The problem
Set down each record exactly as written.

Data section
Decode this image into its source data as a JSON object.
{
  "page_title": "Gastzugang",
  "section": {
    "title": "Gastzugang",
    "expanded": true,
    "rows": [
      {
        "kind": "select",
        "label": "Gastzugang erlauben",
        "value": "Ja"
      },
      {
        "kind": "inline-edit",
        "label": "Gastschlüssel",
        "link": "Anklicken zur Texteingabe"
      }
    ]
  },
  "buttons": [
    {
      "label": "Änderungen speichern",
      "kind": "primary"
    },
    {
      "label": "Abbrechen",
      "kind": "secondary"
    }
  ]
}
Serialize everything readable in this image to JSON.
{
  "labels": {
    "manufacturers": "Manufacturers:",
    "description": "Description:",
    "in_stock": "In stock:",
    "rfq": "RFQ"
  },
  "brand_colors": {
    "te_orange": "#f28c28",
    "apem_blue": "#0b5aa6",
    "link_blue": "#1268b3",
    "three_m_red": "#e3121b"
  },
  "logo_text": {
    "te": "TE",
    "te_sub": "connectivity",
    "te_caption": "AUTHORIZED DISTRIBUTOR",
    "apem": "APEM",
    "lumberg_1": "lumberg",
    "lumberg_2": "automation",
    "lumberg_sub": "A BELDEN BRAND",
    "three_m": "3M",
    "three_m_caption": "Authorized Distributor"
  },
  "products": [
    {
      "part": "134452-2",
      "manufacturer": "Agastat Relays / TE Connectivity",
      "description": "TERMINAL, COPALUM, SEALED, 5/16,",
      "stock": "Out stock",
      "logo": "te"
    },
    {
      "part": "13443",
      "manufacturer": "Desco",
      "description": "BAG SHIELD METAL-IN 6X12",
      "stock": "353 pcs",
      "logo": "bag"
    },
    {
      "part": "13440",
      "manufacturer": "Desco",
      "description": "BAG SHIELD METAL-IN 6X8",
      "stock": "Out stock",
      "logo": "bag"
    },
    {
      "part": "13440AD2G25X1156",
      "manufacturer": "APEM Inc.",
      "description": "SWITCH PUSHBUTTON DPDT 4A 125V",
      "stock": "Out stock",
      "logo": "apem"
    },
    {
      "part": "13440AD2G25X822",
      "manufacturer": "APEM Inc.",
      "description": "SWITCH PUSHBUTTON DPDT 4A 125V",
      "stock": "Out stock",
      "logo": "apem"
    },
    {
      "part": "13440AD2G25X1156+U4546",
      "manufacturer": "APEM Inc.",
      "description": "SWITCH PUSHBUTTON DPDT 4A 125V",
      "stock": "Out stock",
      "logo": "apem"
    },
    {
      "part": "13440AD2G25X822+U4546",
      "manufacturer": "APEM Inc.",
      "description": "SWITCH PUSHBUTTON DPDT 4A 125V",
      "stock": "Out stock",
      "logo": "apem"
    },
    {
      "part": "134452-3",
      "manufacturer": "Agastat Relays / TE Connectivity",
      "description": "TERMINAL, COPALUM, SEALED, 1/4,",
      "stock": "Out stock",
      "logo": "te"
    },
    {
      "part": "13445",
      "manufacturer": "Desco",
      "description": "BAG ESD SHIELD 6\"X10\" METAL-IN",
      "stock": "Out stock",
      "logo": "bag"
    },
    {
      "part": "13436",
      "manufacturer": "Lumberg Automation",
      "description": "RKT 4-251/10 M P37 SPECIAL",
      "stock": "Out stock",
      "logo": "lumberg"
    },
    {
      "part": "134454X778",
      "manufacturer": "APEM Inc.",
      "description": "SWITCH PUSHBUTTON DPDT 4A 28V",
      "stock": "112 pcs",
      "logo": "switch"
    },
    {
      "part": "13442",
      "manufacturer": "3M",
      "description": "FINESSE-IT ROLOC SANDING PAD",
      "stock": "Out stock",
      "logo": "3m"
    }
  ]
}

Task solution
Decode this image into its source data as a JSON object.
{
  "page_title": "Gastzugang",
  "section": {
    "title": "Gastzugang",
    "expanded": true,
    "rows": [
      {
        "kind": "select",
        "label": "Gastzugang erlauben",
        "value": "Ja"
      },
      {
        "kind": "inline-edit",
        "label": "Gastschlüssel",
        "link": "Anklicken zur Texteingabe"
      }
    ]
  },
  "buttons": [
    {
      "label": "Änderungen speichern",
      "kind": "primary"
    },
    {
      "label": "Abbrechen",
      "kind": "secondary"
    }
  ]
}
Serialize everything readable in this image to JSON.
{
  "labels": {
    "manufacturers": "Manufacturers:",
    "description": "Description:",
    "in_stock": "In stock:",
    "rfq": "RFQ"
  },
  "brand_colors": {
    "te_orange": "#f28c28",
    "apem_blue": "#0b5aa6",
    "link_blue": "#1268b3",
    "three_m_red": "#e3121b"
  },
  "logo_text": {
    "te": "TE",
    "te_sub": "connectivity",
    "te_caption": "AUTHORIZED DISTRIBUTOR",
    "apem": "APEM",
    "lumberg_1": "lumberg",
    "lumberg_2": "automation",
    "lumberg_sub": "A BELDEN BRAND",
    "three_m": "3M",
    "three_m_caption": "Authorized Distributor"
  },
  "products": [
    {
      "part": "134452-2",
      "manufacturer": "Agastat Relays / TE Connectivity",
      "description": "TERMINAL, COPALUM, SEALED, 5/16,",
      "stock": "Out stock",
      "logo": "te"
    },
    {
      "part": "13443",
      "manufacturer": "Desco",
      "description": "BAG SHIELD METAL-IN 6X12",
      "stock": "353 pcs",
      "logo": "bag"
    },
    {
      "part": "13440",
      "manufacturer": "Desco",
      "description": "BAG SHIELD METAL-IN 6X8",
      "stock": "Out stock",
      "logo": "bag"
    },
    {
      "part": "13440AD2G25X1156",
      "manufacturer": "APEM Inc.",
      "description": "SWITCH PUSHBUTTON DPDT 4A 125V",
      "stock": "Out stock",
      "logo": "apem"
    },
    {
      "part": "13440AD2G25X822",
      "manufacturer": "APEM Inc.",
      "description": "SWITCH PUSHBUTTON DPDT 4A 125V",
      "stock": "Out stock",
      "logo": "apem"
    },
    {
      "part": "13440AD2G25X1156+U4546",
      "manufacturer": "APEM Inc.",
      "description": "SWITCH PUSHBUTTON DPDT 4A 125V",
      "stock": "Out stock",
      "logo": "apem"
    },
    {
      "part": "13440AD2G25X822+U4546",
      "manufacturer": "APEM Inc.",
      "description": "SWITCH PUSHBUTTON DPDT 4A 125V",
      "stock": "Out stock",
      "logo": "apem"
    },
    {
      "part": "134452-3",
      "manufacturer": "Agastat Relays / TE Connectivity",
      "description": "TERMINAL, COPALUM, SEALED, 1/4,",
      "stock": "Out stock",
      "logo": "te"
    },
    {
      "part": "13445",
      "manufacturer": "Desco",
      "description": "BAG ESD SHIELD 6\"X10\" METAL-IN",
      "stock": "Out stock",
      "logo": "bag"
    },
    {
      "part": "13436",
      "manufacturer": "Lumberg Automation",
      "description": "RKT 4-251/10 M P37 SPECIAL",
      "stock": "Out stock",
      "logo": "lumberg"
    },
    {
      "part": "134454X778",
      "manufacturer": "APEM Inc.",
      "description": "SWITCH PUSHBUTTON DPDT 4A 28V",
      "stock": "112 pcs",
      "logo": "switch"
    },
    {
      "part": "13442",
      "manufacturer": "3M",
      "description": "FINESSE-IT ROLOC SANDING PAD",
      "stock": "Out stock",
      "logo": "3m"
    }
  ]
}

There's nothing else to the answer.